Within the listing below, how many lines include the string "target"? Reply with only the number.

** Data shown follows **

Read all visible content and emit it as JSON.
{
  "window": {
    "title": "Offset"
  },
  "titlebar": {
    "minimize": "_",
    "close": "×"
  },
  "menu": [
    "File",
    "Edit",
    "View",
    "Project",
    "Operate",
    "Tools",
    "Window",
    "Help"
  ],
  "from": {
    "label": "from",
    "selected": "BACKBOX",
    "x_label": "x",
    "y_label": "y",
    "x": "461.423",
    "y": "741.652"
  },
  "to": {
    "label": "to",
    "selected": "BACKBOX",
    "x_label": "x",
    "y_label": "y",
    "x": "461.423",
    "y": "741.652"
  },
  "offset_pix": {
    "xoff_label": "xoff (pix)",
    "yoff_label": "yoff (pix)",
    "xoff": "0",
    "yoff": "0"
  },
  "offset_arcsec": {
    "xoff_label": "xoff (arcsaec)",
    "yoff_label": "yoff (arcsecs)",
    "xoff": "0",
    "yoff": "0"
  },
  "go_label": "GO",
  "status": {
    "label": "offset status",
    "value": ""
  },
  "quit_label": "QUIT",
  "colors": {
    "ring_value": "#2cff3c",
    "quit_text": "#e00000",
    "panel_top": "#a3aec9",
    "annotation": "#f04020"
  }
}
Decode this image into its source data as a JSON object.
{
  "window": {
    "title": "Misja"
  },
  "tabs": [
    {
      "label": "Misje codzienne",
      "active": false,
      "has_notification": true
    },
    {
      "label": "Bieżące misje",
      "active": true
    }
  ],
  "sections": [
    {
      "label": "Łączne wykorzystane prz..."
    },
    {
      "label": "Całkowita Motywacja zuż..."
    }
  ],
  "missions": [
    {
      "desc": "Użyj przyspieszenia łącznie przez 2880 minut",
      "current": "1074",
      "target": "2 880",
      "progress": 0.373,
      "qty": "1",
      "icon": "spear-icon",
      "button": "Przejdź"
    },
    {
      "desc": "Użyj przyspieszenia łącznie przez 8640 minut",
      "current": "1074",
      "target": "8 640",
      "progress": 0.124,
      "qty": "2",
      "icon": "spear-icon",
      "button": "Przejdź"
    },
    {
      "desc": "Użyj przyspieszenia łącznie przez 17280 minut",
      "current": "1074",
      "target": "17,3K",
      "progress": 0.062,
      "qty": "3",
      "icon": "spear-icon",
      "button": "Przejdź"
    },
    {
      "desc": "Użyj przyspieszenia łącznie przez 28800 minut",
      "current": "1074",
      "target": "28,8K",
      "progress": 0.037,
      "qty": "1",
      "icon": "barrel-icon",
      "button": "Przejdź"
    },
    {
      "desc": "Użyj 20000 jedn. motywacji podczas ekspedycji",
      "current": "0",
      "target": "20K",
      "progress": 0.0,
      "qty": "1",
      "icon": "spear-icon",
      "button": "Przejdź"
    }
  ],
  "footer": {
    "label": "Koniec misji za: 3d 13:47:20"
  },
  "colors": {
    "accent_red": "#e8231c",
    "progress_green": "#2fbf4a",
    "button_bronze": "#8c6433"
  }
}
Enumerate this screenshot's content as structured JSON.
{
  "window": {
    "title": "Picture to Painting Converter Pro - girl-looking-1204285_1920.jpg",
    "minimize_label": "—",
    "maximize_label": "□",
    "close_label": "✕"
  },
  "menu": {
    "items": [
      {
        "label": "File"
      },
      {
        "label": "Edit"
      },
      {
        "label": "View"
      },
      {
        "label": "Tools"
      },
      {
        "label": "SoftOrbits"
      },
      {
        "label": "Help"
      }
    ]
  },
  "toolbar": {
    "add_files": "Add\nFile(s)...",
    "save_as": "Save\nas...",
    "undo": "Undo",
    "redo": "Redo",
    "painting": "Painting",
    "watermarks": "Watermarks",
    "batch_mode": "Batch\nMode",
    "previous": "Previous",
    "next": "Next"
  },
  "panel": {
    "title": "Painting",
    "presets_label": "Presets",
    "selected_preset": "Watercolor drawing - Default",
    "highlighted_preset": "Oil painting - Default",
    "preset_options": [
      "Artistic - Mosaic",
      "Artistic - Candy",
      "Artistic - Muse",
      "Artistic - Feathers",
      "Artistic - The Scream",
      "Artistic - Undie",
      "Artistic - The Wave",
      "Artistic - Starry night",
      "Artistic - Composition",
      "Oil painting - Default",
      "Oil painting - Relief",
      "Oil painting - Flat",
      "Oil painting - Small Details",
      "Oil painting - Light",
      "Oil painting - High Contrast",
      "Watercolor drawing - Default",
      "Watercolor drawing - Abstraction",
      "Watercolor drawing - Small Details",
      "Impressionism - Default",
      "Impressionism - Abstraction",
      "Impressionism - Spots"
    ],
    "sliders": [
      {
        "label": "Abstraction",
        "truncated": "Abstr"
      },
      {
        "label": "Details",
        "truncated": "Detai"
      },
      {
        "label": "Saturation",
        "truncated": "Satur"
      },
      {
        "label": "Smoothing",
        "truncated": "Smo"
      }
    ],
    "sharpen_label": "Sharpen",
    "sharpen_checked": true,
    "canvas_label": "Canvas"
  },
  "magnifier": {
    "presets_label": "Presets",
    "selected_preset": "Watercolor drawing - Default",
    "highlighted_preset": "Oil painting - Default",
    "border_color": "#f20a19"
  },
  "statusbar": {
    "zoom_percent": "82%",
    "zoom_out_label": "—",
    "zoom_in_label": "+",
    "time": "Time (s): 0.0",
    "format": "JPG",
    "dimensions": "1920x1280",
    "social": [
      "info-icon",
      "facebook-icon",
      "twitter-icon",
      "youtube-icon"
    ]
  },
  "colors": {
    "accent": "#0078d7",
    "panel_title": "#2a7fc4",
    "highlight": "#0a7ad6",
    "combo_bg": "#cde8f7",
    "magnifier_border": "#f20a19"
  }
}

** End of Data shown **

[Your response]:
5